Findings could help physicians triage severe COVID-19 patients with coagulopathy
The authors believe that these results offer a framework to guide HCPs caring for COVID-19 patients. The results agree with data from hospitalized COVID-19 patients in Wuhan, China, which showed that patients in need of critical care had a median D-dimer concentration of 2.4 mg/L compared to 0.5 mg/L in those who did not require critical care.
Similarly, a New York study reported that 4-times higher D-dimer concentration was associated with about 5-fold higher odds of severe disease compared to a normal D-dimer concentration.

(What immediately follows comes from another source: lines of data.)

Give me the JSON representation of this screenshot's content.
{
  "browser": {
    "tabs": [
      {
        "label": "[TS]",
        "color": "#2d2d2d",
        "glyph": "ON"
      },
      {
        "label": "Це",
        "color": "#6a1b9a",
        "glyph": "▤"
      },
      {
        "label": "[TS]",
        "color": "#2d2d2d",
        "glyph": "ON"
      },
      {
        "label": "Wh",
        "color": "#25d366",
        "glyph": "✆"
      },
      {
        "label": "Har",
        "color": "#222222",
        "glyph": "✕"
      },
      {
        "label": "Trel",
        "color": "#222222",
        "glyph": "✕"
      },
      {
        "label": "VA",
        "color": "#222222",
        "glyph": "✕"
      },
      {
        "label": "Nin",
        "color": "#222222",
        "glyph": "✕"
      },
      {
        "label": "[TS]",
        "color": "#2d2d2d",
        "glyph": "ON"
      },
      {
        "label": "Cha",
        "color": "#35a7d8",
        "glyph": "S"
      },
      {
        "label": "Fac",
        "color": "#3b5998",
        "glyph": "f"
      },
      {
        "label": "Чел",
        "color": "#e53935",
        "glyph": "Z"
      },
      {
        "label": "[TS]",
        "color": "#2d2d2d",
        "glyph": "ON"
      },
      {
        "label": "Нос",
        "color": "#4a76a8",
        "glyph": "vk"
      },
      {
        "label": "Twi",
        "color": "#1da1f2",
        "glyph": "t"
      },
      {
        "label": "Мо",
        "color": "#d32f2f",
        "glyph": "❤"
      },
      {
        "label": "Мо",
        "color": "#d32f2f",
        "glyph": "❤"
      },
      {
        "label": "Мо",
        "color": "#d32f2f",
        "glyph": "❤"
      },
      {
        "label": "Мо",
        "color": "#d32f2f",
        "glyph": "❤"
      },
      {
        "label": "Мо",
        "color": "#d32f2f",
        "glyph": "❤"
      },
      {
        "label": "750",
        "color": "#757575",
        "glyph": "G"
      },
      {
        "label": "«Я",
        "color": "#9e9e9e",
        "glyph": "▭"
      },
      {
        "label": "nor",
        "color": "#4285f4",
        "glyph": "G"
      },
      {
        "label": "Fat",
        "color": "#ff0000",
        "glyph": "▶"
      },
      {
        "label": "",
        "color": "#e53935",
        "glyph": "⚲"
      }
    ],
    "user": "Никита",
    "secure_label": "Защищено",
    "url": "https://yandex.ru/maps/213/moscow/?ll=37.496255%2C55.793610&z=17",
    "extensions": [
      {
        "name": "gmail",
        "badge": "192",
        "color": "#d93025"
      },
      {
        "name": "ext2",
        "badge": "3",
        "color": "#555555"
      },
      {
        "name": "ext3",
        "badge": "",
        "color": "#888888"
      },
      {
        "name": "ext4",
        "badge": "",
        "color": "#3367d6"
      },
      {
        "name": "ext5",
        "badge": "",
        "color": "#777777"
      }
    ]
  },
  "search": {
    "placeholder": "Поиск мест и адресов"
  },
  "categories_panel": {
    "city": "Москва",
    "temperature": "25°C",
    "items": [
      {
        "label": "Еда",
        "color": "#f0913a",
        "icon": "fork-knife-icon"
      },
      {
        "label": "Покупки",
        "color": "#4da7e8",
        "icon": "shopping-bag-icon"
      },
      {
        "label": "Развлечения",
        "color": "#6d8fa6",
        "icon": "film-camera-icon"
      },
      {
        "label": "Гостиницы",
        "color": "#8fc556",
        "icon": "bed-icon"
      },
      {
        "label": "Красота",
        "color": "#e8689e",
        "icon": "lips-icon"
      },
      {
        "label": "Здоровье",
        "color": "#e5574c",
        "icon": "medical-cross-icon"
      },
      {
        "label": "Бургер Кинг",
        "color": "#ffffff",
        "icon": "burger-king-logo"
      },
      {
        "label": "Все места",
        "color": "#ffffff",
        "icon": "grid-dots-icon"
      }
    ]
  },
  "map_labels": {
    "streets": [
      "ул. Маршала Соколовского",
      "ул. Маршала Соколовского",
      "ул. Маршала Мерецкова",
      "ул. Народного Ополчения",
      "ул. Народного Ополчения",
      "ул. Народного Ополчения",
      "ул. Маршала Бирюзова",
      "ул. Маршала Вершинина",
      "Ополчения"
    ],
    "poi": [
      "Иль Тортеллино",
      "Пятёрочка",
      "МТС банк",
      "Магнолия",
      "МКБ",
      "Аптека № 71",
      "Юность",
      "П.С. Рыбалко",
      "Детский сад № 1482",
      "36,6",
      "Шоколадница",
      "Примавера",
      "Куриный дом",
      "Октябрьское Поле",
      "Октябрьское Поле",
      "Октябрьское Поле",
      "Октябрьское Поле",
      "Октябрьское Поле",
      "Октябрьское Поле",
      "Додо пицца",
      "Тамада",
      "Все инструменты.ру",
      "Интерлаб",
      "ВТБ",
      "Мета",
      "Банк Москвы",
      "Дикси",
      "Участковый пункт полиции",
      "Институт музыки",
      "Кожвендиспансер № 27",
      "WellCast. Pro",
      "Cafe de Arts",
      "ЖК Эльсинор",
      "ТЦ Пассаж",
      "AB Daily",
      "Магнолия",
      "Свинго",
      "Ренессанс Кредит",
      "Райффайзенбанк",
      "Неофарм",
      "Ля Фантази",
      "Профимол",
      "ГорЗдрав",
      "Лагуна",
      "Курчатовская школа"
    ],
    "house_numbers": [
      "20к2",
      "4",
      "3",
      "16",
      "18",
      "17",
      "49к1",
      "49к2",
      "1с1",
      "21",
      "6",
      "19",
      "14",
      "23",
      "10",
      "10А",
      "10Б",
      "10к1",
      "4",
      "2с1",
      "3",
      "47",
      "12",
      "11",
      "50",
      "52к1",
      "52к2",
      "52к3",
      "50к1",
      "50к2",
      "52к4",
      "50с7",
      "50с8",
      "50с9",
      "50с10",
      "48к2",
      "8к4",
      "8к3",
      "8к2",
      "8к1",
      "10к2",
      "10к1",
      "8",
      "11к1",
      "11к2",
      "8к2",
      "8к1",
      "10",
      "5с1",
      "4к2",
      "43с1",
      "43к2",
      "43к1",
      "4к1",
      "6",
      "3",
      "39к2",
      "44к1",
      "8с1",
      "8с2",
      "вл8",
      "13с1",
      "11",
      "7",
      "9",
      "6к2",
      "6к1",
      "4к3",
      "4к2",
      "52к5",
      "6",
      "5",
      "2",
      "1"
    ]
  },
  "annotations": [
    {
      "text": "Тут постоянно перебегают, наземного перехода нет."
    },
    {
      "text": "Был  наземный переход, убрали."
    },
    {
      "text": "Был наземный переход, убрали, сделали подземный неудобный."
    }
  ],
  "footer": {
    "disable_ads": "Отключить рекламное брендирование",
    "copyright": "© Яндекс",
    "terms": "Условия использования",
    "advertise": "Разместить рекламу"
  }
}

This information can help physicians triage severe COVID-19 patients with coagulopathy and support the recommendation for close monitoring of COVID-19 in-patients with elevated D-dimer concentrations. According to the authors, more studies are essential to confirm this correlation between hemostatic parameters and the risk of adverse clinical outcomes such as bleeding and thrombosis.
“This information will help frontline health practitioners use hemostatic laboratory parameters for prognostication as well as the triage of patients to the appropriate disposition, which is particularly crucial during a pandemic if resources become depleted.”
medRxiv publishes preliminary scientific reports that are not peer-reviewed and, therefore, should not be regarded as conclusive, guide clinical practice/health-related behavior, or treated as established information.
- Coronavirus-19 and coagulopathy: A Systematic Review [COVID-COAG], Stephanie G Lee, Michael Fralick, Grace Tang, Brandon Tse, Lisa Baumann Kreuziger, Mary Cushman, Peter Juni, Michelle Sholzberg, medRxiv 2021.01.05.20248202; doi: https://doi.org/10.1101/2021.01.05.20248202, https://www.medrxiv.org/content/10.1101/2021.01.05.20248202v1